- What this task involves -
Write the records out again, precisely as they stand.

- Raw data -
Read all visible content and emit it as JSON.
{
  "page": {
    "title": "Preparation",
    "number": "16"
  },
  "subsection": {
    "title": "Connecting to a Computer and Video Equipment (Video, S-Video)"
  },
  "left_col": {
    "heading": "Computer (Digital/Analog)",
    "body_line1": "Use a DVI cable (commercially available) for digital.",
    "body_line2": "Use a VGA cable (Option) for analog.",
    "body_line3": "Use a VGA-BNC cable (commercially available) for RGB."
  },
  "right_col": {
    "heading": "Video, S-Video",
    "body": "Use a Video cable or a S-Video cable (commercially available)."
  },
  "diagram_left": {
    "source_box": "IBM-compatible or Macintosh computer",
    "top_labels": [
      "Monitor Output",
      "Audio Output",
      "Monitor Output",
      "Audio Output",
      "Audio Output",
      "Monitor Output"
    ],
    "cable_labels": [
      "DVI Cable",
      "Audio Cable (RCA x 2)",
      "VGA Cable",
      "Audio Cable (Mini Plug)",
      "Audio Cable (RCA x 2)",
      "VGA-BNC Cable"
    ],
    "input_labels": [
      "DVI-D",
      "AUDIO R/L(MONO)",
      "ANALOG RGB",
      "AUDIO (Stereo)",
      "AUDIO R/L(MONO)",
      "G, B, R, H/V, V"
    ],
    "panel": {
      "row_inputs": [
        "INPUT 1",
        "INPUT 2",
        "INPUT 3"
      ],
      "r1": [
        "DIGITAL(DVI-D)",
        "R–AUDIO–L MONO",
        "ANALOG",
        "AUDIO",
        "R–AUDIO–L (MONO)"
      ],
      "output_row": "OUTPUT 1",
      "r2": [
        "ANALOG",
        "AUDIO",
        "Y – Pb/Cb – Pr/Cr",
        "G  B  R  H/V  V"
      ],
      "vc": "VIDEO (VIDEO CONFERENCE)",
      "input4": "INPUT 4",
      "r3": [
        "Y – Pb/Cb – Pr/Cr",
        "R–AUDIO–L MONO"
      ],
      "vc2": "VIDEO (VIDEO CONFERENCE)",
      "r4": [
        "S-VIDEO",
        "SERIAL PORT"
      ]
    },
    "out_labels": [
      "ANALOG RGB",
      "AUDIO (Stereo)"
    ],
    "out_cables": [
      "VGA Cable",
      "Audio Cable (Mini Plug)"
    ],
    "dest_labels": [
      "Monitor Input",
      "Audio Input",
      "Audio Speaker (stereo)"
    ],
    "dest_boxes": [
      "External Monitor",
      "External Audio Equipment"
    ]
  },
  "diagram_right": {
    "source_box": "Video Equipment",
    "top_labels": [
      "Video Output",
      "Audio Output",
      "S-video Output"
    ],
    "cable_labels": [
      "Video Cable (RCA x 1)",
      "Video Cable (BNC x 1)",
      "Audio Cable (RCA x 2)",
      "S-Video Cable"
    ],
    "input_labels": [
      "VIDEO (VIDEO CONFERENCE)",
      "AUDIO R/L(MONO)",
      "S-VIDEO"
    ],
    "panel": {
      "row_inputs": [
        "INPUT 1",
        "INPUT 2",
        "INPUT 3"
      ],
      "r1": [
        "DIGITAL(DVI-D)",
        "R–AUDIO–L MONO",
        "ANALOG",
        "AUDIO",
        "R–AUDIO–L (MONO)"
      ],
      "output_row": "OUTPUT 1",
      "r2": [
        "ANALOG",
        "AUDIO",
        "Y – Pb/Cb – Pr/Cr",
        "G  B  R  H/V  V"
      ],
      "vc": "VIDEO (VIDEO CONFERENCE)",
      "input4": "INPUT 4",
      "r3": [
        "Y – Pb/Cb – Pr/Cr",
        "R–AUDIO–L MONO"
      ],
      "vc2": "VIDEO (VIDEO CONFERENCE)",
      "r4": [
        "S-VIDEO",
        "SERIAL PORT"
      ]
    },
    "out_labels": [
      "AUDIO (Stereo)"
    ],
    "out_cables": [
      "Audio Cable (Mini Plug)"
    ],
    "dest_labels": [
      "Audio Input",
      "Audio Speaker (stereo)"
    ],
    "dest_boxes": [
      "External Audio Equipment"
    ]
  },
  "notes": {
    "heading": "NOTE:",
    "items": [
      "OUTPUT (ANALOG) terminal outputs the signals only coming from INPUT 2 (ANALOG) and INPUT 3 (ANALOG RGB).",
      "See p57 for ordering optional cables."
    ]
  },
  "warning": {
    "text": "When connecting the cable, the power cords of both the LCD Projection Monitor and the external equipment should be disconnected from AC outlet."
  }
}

- Exercise response -
Read all visible content and emit it as JSON.
{
  "page": {
    "title": "Preparation",
    "number": "16"
  },
  "subsection": {
    "title": "Connecting to a Computer and Video Equipment (Video, S-Video)"
  },
  "left_col": {
    "heading": "Computer (Digital/Analog)",
    "body_line1": "Use a DVI cable (commercially available) for digital.",
    "body_line2": "Use a VGA cable (Option) for analog.",
    "body_line3": "Use a VGA-BNC cable (commercially available) for RGB."
  },
  "right_col": {
    "heading": "Video, S-Video",
    "body": "Use a Video cable or a S-Video cable (commercially available)."
  },
  "diagram_left": {
    "source_box": "IBM-compatible or Macintosh computer",
    "top_labels": [
      "Monitor Output",
      "Audio Output",
      "Monitor Output",
      "Audio Output",
      "Audio Output",
      "Monitor Output"
    ],
    "cable_labels": [
      "DVI Cable",
      "Audio Cable (RCA x 2)",
      "VGA Cable",
      "Audio Cable (Mini Plug)",
      "Audio Cable (RCA x 2)",
      "VGA-BNC Cable"
    ],
    "input_labels": [
      "DVI-D",
      "AUDIO R/L(MONO)",
      "ANALOG RGB",
      "AUDIO (Stereo)",
      "AUDIO R/L(MONO)",
      "G, B, R, H/V, V"
    ],
    "panel": {
      "row_inputs": [
        "INPUT 1",
        "INPUT 2",
        "INPUT 3"
      ],
      "r1": [
        "DIGITAL(DVI-D)",
        "R–AUDIO–L MONO",
        "ANALOG",
        "AUDIO",
        "R–AUDIO–L (MONO)"
      ],
      "output_row": "OUTPUT 1",
      "r2": [
        "ANALOG",
        "AUDIO",
        "Y – Pb/Cb – Pr/Cr",
        "G  B  R  H/V  V"
      ],
      "vc": "VIDEO (VIDEO CONFERENCE)",
      "input4": "INPUT 4",
      "r3": [
        "Y – Pb/Cb – Pr/Cr",
        "R–AUDIO–L MONO"
      ],
      "vc2": "VIDEO (VIDEO CONFERENCE)",
      "r4": [
        "S-VIDEO",
        "SERIAL PORT"
      ]
    },
    "out_labels": [
      "ANALOG RGB",
      "AUDIO (Stereo)"
    ],
    "out_cables": [
      "VGA Cable",
      "Audio Cable (Mini Plug)"
    ],
    "dest_labels": [
      "Monitor Input",
      "Audio Input",
      "Audio Speaker (stereo)"
    ],
    "dest_boxes": [
      "External Monitor",
      "External Audio Equipment"
    ]
  },
  "diagram_right": {
    "source_box": "Video Equipment",
    "top_labels": [
      "Video Output",
      "Audio Output",
      "S-video Output"
    ],
    "cable_labels": [
      "Video Cable (RCA x 1)",
      "Video Cable (BNC x 1)",
      "Audio Cable (RCA x 2)",
      "S-Video Cable"
    ],
    "input_labels": [
      "VIDEO (VIDEO CONFERENCE)",
      "AUDIO R/L(MONO)",
      "S-VIDEO"
    ],
    "panel": {
      "row_inputs": [
        "INPUT 1",
        "INPUT 2",
        "INPUT 3"
      ],
      "r1": [
        "DIGITAL(DVI-D)",
        "R–AUDIO–L MONO",
        "ANALOG",
        "AUDIO",
        "R–AUDIO–L (MONO)"
      ],
      "output_row": "OUTPUT 1",
      "r2": [
        "ANALOG",
        "AUDIO",
        "Y – Pb/Cb – Pr/Cr",
        "G  B  R  H/V  V"
      ],
      "vc": "VIDEO (VIDEO CONFERENCE)",
      "input4": "INPUT 4",
      "r3": [
        "Y – Pb/Cb – Pr/Cr",
        "R–AUDIO–L MONO"
      ],
      "vc2": "VIDEO (VIDEO CONFERENCE)",
      "r4": [
        "S-VIDEO",
        "SERIAL PORT"
      ]
    },
    "out_labels": [
      "AUDIO (Stereo)"
    ],
    "out_cables": [
      "Audio Cable (Mini Plug)"
    ],
    "dest_labels": [
      "Audio Input",
      "Audio Speaker (stereo)"
    ],
    "dest_boxes": [
      "External Audio Equipment"
    ]
  },
  "notes": {
    "heading": "NOTE:",
    "items": [
      "OUTPUT (ANALOG) terminal outputs the signals only coming from INPUT 2 (ANALOG) and INPUT 3 (ANALOG RGB).",
      "See p57 for ordering optional cables."
    ]
  },
  "warning": {
    "text": "When connecting the cable, the power cords of both the LCD Projection Monitor and the external equipment should be disconnected from AC outlet."
  }
}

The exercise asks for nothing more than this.